**Exercise:** Only the lines of the data holding the string "often" need to be returned.

Website and app data records:
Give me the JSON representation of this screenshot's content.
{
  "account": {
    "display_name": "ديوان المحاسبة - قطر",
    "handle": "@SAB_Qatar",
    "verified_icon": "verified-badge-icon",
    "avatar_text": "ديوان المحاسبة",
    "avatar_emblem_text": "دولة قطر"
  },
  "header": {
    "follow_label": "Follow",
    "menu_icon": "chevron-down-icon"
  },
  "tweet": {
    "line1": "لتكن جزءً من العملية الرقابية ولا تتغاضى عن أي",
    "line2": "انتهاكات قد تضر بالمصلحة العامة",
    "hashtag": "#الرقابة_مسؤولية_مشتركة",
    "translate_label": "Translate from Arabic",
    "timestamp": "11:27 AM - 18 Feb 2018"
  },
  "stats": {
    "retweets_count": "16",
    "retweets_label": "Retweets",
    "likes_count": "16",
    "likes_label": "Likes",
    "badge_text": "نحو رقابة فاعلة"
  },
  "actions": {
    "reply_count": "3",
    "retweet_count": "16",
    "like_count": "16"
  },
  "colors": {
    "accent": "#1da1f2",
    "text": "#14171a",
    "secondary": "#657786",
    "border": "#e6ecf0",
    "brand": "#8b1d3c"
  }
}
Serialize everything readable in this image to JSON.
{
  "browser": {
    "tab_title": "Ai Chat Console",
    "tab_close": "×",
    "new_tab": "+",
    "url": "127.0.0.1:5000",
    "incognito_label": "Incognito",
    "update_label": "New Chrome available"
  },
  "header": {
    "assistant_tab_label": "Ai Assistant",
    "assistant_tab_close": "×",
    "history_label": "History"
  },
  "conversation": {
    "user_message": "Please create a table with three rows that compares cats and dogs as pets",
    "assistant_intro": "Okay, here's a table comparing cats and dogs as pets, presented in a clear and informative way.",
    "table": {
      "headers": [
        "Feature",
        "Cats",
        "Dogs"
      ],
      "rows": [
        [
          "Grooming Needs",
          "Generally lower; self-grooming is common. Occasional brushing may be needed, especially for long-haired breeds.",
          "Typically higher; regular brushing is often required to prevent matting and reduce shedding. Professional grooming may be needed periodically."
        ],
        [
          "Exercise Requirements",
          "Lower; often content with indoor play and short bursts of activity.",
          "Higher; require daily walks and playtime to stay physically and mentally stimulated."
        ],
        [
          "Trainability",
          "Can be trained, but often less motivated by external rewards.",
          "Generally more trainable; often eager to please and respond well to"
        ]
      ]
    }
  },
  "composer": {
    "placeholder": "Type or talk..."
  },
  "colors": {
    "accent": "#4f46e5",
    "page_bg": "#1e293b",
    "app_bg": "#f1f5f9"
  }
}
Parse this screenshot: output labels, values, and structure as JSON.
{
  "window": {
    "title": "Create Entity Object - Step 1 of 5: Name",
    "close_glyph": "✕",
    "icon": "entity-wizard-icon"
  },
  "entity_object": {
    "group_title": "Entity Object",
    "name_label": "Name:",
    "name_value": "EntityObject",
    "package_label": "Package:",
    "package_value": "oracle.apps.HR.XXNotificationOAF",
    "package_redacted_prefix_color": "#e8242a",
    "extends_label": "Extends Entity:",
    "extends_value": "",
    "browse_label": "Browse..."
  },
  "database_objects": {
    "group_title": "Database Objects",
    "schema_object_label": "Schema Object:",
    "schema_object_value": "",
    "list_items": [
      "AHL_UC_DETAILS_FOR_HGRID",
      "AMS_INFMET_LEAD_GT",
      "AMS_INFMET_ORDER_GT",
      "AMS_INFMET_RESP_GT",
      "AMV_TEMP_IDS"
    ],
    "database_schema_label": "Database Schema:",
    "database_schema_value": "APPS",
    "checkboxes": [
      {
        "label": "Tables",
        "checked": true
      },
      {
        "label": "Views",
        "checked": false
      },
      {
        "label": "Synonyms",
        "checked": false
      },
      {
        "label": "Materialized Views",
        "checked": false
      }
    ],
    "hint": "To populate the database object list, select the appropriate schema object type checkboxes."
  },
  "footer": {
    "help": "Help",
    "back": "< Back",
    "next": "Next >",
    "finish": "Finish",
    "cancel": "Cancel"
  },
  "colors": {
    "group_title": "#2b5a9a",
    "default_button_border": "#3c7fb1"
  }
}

**Solution:**
          "Typically higher; regular brushing is often required to prevent matting and reduce shedding. Professional grooming may be needed periodically."
          "Lower; often content with indoor play and short bursts of activity.",
          "Can be trained, but often less motivated by external rewards.",
          "Generally more trainable; often eager to please and respond well to"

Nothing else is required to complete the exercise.